As College Debate 2016 is a social media and technology initiative, throughout the two-day convening delegates posted, tweeted, and shared their experience using #collegedebate16 as the identifying tag. According to Illinois State University’s Social Media Analytics and Command Center, the shared content on social media using #collegedebate16 reached approximately 195,000 people, thus making the hashtag “extremely viral.” Indeed, one delegate’s tweet reached 7,530 people. To incentivize continued sharing of their activities by the delegates throughout the summer on social media, Dominican introduced a competition around CD16 so that these students are able to earn prizes as they approach the September Town Hall. Delegates will earn points for posting videos, recording public service announcements, organizing events, and hosting issues-focused events, among other things. The leaderboard is updated weekly, and delegates receive bi-weekly e-newsletters that feature exceptional contributions, such as a video, with the identifying tag of #DearFuturePresident.
The delegates walked away from the June convening at Dominican with plans for their own college and university campuses. Many hope to screen “Bring It to The Table” on their campuses, organize voter registration events, and work with campus organizations to educate their classmates.

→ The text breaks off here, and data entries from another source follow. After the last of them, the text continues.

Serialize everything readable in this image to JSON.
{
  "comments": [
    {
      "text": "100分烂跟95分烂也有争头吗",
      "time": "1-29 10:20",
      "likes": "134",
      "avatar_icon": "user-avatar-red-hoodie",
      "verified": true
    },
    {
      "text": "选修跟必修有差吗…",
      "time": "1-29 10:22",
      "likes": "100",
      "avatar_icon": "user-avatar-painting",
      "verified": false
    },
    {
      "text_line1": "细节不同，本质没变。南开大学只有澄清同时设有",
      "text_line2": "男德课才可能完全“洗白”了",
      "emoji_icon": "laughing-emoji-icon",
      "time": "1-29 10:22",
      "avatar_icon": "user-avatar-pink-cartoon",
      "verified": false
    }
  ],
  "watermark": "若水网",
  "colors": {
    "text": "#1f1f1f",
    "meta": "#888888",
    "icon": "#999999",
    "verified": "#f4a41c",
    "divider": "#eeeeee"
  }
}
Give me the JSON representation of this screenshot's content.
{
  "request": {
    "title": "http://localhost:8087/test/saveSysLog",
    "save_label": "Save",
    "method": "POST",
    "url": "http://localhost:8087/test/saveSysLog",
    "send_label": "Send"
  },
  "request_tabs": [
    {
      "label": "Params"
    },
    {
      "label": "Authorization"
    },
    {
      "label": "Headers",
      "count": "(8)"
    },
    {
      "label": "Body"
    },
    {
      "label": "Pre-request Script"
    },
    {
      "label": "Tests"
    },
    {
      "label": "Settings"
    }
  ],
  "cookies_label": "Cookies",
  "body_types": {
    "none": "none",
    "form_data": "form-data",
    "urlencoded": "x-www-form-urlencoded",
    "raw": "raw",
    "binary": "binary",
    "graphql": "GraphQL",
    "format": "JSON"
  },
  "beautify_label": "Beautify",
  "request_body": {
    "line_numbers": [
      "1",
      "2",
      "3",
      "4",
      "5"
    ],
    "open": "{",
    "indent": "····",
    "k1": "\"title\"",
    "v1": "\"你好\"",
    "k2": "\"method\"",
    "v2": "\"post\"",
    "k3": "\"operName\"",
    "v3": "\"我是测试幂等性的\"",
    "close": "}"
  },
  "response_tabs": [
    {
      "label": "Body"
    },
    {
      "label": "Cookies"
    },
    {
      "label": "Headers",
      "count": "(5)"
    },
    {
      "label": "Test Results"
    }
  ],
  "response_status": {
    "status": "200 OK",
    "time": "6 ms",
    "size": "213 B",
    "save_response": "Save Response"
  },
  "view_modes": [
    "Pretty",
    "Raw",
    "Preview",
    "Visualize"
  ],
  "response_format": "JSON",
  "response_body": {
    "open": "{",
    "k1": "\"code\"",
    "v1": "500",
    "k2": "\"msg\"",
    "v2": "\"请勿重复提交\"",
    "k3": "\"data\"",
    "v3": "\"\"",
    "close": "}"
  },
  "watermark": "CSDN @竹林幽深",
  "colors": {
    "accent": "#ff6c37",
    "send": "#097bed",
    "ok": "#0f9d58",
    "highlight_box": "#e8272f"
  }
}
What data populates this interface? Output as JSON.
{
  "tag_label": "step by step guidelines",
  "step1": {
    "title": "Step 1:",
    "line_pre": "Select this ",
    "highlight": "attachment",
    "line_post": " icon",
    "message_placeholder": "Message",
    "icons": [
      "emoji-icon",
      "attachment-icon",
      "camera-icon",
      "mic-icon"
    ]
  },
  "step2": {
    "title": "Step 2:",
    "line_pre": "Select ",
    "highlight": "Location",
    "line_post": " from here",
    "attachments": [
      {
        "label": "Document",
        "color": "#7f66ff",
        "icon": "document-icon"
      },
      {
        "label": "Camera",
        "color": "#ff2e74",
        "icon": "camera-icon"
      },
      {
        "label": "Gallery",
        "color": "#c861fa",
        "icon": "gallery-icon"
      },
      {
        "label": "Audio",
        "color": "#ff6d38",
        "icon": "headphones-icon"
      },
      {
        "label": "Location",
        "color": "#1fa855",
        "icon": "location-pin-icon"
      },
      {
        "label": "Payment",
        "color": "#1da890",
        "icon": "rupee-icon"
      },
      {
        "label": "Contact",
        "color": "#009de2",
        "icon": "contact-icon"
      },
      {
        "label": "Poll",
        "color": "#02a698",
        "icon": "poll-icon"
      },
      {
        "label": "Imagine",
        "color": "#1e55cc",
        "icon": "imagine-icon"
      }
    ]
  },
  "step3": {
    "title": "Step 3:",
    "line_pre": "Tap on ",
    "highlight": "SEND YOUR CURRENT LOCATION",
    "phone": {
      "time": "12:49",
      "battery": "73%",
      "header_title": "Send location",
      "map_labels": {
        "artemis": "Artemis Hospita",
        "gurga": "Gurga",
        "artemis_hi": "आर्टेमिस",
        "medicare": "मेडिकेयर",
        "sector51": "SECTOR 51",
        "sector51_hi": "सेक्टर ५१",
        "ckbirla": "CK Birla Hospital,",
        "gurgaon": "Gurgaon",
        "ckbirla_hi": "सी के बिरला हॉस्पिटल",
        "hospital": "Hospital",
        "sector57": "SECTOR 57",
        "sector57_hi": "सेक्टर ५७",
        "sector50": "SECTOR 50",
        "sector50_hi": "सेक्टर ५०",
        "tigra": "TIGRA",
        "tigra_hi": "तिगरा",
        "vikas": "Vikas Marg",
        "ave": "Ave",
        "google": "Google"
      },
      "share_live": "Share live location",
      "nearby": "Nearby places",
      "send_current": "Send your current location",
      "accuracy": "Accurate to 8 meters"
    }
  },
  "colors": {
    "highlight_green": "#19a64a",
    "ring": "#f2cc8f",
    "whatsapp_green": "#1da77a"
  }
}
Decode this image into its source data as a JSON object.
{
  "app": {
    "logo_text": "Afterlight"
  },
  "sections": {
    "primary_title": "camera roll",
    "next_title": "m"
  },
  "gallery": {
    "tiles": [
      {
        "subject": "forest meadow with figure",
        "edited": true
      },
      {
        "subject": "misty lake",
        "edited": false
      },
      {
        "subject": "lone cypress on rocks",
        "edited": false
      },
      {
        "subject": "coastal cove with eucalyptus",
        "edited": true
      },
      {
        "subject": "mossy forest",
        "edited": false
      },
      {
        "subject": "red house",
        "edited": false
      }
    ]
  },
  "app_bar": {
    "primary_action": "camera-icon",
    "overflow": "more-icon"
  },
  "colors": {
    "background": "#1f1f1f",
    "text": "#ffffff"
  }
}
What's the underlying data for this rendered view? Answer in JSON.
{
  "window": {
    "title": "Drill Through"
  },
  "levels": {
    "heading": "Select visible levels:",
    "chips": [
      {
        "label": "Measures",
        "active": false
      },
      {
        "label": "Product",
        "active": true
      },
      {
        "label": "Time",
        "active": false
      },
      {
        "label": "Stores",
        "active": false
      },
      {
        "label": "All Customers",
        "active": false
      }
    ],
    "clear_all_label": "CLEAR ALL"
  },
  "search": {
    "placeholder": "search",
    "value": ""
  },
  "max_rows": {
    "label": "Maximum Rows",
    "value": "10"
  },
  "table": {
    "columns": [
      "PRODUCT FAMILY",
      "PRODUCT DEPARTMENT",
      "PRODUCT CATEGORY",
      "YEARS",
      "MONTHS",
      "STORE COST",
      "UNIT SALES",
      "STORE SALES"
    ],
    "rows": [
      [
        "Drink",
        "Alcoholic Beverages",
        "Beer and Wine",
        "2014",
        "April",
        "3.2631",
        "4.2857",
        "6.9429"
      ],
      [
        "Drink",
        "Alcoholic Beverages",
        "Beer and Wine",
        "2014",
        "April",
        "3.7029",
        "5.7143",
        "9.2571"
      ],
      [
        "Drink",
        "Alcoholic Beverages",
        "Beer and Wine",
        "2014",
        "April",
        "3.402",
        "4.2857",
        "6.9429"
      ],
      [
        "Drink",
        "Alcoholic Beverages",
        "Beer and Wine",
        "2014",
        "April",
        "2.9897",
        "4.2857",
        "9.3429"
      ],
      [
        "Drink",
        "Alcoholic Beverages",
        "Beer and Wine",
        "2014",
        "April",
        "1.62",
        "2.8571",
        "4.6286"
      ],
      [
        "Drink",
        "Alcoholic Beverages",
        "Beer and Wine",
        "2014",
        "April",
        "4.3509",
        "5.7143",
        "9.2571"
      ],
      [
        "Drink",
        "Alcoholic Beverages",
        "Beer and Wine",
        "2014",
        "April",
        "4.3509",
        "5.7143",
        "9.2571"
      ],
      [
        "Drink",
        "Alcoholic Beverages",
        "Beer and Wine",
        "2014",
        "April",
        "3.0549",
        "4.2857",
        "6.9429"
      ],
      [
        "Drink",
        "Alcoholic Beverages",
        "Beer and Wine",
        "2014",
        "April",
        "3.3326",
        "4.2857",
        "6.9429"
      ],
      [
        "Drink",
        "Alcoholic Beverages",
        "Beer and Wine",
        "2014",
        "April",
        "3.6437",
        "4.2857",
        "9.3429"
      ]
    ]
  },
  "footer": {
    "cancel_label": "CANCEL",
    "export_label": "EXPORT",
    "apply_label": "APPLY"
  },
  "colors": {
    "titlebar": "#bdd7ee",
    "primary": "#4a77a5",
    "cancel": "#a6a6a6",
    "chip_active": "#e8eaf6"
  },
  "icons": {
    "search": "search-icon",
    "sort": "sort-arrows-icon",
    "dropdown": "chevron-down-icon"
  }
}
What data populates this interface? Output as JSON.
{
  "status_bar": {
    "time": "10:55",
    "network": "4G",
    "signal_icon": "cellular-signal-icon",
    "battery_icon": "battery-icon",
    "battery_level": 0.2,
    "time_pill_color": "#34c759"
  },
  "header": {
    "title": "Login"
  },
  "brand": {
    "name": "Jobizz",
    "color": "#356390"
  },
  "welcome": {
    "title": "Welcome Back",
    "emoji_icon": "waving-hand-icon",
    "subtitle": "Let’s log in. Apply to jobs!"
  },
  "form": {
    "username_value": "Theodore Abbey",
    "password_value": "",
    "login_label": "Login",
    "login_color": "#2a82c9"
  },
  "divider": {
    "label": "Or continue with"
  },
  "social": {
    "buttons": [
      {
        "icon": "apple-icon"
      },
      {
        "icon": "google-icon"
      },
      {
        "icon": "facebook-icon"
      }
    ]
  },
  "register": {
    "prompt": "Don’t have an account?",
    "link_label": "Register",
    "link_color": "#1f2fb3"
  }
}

To facilitate their planning, Dominican provided the delegates with an online social media toolkit, as well as a Google resource drive full of information on voter registration, issues, event planning, and organizations of interest. Delegates are tasked with encouraging their fellow students to participate in College Debate 2016 by becoming “CD16 Activists,” who would then utilize social networks in the same ways as the delegates themselves. The most productive activists could earn a spot alongside the delegates to participate in the September Town Hall. Any interested students can apply online.
With the Republican and Democratic Conventions now over, social media activity among CD16 delegates is expected to increase. As they tap into their networks, delegates hope to inspire other American youth to engage in the issues driving this presidential election. As the facilitator and driver of CD16, Dominican University of California is the venue that makes this all possible.
Gigi Gokcek, Ph.D., is an Associate Professor of Political Science at Dominican University of California. She earned her Ph.D. in Political Science at the University of California, Santa Barbara. Hanna Rodriguez-Farrar, Ph.D., Ed.D., is the Senior Advisor for Strategy & Planning at Dominican University of California. She earned her Ph.D. in History of Art and Architecture from Brown University and EdD in Higher Education Policy and Leadership from the Harvard University Graduate School of Education. Dominican University of California is an independent university of almost 2,000 highly diverse undergraduate and graduate students. Located in Marin County, just north of San Francisco, Dominican integrates inspiring teaching and supportive mentoring with internships, community service, research, study abroad, and leadership opportunities.